Monika Lenczewska’s imagery on Under the Tree, Message from the King, and Park earned the cinematographer many accolades on the international film festival circuit over the last few years. This talented filmmaker was also recognized as one of Variety’s “Top 10 Cinematographers to Watch” in 2016. Monika’s recent accomplishments include episodes of Danny Boyle’s FX series Trust, and Brad Furman’s drama City of Lies. She is currently shooting commercials globally while reading projects to find her next film.
What inspired you to become a filmmaker, more specifically a cinematographer?
I was inspired by the amazing Agnes Godard and the film was "Beau Travail."
Can you tell us a little about your early experiences with Panavision?
During my first year at the American Film Institute, cinematographers were required to shoot a 16mm project. Mike Carter and Guy McVicker were extremely helpful, professional, and respectful to work with even though I was just a student. That positive interaction made me want to work with Panavision as my career has evolved - and I have!
What do you think was your “real” first big break?
I had two feature films premiere at in 2014 – Malik Vitthal’s Imperial Dreams and Zeresenay Mehari’s Difret. Both films were quite well-received, and that is when I felt my first real shift of momentum.
What project to date are you most proud of and why?
I’m proud of each and every project I’ve worked on, but the film I hold dearest is an independent Greek film, Park, with Sofia Exarchou. Sofia and I met a year prior at the Sundance Lab where she was workshopping the script. It is a quiet film though profound, looking at the disenfranchised youth of economically downtrodden Athens. It was a hard film to make but it is a special film.
Do you have any advice for aspiring cinematographers on how to achieve success?

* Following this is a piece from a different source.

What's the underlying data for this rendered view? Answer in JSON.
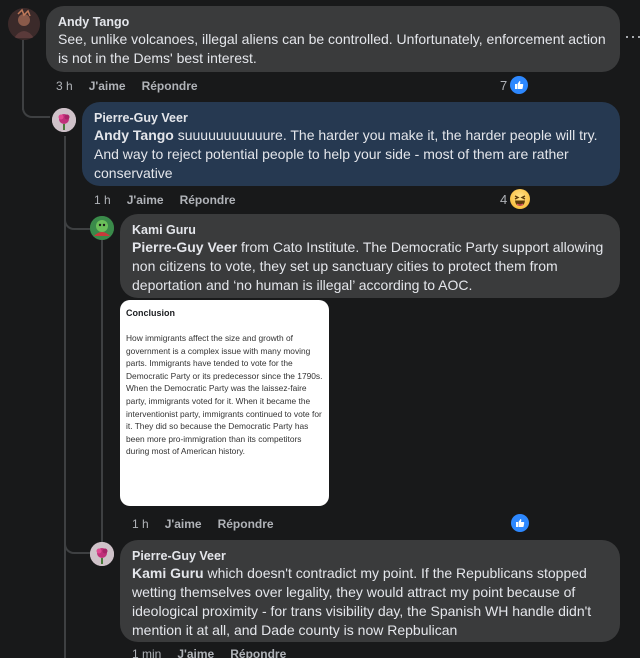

Just follow your inner voice. I like a quote from Diane Arbus: "The thing that's important to know is that you never know. You're always sort of feeling your way."